— WHAT NEEDS TO BE DONE —
Every line in the records below with the string "Fabrika" needs to be copied out.

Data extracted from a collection
____
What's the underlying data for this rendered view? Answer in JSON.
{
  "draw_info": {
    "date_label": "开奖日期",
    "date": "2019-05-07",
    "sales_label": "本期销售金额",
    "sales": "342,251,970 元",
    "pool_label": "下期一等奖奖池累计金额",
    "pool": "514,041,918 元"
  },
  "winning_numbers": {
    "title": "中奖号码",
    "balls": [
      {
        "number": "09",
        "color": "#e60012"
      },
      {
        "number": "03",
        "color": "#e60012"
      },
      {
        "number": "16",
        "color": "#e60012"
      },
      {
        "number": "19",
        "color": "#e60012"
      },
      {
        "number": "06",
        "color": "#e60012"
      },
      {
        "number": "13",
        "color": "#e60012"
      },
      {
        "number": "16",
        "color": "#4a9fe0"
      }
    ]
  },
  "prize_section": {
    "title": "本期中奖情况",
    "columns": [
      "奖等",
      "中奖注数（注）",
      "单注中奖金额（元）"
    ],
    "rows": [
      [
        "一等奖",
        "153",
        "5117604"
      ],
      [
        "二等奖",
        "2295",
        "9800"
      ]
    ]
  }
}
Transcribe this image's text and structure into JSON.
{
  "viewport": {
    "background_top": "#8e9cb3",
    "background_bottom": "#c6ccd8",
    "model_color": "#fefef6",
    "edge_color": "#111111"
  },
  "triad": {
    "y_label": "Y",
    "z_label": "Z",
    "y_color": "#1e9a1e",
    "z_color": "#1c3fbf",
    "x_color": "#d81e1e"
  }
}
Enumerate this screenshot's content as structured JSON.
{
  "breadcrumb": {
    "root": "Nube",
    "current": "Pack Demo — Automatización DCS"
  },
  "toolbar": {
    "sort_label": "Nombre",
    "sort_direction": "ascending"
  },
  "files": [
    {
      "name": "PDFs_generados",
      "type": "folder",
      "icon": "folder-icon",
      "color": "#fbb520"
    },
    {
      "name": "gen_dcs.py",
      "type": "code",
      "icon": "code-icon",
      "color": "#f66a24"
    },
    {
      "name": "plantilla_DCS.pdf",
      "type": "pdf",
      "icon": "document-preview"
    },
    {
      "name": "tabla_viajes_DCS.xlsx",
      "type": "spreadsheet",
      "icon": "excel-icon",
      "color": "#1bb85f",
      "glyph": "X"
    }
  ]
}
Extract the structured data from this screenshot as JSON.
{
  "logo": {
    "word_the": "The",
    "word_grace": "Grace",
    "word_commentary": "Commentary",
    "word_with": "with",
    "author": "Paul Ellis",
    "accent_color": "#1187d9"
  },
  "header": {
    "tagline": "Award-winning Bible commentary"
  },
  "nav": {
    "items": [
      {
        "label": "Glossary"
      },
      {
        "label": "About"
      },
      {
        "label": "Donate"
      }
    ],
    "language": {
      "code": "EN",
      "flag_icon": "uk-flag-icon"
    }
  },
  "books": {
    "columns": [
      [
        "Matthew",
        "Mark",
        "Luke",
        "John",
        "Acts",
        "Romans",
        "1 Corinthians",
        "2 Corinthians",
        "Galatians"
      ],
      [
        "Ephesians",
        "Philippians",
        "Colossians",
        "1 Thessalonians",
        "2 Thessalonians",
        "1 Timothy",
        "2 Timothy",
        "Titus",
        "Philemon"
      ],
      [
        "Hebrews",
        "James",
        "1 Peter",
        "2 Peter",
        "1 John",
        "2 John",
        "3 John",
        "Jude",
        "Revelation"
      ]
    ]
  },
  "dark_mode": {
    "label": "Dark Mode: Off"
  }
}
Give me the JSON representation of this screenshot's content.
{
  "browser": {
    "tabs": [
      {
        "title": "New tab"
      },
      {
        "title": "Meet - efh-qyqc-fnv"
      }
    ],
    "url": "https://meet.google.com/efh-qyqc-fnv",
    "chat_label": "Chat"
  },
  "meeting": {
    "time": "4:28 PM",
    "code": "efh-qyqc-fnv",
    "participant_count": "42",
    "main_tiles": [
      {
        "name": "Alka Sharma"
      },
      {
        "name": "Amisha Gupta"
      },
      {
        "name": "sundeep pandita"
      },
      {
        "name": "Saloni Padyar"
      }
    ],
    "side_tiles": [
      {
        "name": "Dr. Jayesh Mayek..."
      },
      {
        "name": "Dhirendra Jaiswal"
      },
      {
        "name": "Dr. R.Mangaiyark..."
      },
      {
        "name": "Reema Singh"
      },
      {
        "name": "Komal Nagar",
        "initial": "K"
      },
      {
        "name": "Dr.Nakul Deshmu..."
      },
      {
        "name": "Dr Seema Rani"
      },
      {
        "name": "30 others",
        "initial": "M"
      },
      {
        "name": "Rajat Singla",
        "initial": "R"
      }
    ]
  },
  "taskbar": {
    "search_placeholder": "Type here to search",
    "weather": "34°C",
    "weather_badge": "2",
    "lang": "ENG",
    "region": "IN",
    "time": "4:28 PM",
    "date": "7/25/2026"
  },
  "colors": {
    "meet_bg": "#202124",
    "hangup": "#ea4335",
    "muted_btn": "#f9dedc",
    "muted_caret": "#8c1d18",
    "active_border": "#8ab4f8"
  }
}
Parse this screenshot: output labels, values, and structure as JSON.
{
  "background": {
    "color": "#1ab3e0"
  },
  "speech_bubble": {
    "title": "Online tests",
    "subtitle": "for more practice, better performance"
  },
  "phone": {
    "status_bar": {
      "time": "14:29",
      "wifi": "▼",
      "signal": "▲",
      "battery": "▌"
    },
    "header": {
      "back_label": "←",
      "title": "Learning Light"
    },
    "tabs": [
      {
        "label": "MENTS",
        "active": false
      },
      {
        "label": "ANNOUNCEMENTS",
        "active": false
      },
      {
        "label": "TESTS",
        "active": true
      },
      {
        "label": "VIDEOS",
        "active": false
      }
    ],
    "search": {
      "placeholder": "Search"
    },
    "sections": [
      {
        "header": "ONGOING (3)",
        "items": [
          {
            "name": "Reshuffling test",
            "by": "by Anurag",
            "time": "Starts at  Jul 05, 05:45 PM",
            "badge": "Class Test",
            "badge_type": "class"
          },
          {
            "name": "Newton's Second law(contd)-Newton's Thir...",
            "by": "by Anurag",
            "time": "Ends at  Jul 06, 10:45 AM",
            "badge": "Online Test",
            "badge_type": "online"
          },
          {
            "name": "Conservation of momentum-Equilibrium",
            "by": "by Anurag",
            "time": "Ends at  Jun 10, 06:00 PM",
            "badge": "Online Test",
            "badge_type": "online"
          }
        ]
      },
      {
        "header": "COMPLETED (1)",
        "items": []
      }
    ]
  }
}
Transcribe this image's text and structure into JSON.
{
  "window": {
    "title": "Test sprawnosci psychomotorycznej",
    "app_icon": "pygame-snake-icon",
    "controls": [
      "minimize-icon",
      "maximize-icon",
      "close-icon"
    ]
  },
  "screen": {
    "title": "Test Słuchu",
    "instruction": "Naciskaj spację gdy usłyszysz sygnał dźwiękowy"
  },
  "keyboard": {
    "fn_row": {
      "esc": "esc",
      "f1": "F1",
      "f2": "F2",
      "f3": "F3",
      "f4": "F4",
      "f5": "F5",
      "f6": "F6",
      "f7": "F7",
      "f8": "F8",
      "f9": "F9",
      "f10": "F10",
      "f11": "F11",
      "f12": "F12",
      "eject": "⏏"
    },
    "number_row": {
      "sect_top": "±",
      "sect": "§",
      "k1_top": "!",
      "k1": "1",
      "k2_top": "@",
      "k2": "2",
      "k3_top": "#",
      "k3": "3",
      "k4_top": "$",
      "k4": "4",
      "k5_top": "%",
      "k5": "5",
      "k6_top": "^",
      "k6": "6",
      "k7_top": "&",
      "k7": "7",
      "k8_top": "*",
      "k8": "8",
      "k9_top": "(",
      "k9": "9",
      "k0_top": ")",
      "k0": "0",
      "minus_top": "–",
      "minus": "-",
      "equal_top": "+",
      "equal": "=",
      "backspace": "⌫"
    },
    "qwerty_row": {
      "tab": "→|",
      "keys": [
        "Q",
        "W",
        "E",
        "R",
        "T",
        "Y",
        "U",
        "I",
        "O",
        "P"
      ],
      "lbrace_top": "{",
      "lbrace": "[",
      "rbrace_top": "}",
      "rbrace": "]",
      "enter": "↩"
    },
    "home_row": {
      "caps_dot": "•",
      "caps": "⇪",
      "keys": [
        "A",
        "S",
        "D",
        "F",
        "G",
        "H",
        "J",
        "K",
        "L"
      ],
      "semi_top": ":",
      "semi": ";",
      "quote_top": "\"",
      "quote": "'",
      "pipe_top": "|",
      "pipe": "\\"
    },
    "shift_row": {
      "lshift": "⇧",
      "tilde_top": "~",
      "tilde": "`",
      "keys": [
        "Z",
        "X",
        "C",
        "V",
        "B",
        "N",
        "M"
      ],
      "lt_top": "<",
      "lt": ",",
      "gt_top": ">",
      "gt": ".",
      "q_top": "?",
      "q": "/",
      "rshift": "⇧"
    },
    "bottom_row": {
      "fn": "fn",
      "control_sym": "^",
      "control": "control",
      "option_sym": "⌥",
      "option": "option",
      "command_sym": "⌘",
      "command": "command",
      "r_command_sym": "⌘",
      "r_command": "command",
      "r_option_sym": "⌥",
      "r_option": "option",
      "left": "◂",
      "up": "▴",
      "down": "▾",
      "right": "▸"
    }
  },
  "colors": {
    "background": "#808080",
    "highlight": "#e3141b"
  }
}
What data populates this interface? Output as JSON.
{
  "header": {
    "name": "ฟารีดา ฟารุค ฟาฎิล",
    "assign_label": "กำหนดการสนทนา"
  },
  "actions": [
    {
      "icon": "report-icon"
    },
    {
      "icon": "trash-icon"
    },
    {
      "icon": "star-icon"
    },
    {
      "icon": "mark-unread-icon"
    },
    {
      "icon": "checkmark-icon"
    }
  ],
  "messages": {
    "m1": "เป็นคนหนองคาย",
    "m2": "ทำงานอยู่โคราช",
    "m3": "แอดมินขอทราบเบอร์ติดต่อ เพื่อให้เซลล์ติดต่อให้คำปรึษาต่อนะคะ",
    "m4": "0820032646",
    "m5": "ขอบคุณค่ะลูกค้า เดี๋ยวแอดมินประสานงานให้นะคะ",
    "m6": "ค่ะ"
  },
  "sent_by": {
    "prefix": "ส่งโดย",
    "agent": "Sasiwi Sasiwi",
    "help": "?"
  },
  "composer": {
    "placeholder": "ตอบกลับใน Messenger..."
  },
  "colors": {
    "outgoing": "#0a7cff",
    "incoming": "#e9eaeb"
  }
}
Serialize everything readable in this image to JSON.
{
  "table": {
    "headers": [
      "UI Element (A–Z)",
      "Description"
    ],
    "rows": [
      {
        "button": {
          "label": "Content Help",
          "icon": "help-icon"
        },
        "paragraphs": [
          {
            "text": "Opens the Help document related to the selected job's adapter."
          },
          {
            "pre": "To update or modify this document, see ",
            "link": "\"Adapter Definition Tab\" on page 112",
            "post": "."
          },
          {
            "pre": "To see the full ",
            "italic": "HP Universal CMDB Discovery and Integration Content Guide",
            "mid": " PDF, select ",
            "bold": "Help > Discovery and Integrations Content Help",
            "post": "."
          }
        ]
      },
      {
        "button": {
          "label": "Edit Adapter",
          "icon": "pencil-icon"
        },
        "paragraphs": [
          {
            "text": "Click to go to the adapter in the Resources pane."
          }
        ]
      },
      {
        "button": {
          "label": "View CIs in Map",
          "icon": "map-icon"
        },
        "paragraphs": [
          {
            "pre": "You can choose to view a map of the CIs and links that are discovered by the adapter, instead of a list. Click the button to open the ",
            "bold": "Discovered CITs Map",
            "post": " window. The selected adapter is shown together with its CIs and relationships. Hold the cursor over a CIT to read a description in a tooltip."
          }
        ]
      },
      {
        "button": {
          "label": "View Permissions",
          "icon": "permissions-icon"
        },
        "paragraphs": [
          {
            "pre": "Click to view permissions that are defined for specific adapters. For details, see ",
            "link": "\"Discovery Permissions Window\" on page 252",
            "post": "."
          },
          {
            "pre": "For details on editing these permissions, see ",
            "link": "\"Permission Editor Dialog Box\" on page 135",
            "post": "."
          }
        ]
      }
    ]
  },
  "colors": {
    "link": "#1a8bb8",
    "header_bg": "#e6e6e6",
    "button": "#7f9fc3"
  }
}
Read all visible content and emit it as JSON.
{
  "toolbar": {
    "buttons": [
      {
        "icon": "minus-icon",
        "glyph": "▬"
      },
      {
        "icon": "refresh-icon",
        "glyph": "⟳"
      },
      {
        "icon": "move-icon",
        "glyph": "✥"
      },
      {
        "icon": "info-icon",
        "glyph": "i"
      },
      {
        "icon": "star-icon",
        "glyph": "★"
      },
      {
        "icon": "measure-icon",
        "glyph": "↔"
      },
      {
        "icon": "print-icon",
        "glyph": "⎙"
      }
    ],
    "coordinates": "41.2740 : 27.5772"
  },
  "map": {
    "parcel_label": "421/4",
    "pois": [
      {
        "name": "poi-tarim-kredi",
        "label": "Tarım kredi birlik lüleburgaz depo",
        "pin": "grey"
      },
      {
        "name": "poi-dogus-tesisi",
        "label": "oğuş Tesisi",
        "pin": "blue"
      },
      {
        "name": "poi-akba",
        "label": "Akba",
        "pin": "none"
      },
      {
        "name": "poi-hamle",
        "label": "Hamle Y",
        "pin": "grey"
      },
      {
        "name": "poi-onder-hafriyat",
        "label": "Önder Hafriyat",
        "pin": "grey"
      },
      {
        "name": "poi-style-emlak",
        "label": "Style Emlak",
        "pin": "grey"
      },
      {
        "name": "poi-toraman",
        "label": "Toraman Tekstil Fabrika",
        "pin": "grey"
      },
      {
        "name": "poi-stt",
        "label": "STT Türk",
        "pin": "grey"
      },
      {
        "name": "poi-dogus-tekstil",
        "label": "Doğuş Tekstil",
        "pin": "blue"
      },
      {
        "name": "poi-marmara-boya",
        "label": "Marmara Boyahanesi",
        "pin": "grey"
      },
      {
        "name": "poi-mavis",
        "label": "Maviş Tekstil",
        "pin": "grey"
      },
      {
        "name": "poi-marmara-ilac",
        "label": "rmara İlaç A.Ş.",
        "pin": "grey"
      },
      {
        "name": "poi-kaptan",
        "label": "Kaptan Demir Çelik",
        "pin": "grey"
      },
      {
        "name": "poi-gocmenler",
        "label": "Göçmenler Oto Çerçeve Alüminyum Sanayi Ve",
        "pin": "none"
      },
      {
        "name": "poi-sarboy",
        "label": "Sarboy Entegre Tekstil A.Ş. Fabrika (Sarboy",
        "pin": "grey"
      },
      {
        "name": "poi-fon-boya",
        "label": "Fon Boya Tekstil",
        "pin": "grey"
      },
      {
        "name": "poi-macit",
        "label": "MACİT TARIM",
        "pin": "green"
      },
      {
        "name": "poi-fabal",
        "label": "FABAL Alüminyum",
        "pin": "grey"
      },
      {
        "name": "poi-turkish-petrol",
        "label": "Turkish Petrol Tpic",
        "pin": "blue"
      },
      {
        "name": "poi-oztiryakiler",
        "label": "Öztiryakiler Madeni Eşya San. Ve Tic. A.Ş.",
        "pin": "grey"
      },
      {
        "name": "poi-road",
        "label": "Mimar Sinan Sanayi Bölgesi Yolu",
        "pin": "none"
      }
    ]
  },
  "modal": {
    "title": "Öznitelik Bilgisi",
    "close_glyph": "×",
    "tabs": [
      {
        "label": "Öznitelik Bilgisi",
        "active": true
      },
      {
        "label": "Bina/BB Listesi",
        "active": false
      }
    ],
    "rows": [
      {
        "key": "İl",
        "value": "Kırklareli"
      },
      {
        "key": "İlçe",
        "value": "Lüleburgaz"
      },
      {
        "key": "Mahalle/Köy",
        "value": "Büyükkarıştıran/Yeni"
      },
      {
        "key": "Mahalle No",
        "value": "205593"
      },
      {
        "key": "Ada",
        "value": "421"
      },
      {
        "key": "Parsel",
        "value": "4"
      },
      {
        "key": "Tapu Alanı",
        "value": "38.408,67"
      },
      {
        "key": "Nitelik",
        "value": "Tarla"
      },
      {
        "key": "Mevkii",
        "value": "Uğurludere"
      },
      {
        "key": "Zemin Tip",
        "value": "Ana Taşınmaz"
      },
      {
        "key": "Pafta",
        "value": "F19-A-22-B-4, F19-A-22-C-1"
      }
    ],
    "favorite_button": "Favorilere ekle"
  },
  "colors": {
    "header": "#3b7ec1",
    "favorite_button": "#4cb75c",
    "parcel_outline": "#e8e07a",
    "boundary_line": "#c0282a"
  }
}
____
— SOLUTION TO THIS TASK —
        "label": "Toraman Tekstil Fabrika",
        "label": "Sarboy Entegre Tekstil A.Ş. Fabrika (Sarboy",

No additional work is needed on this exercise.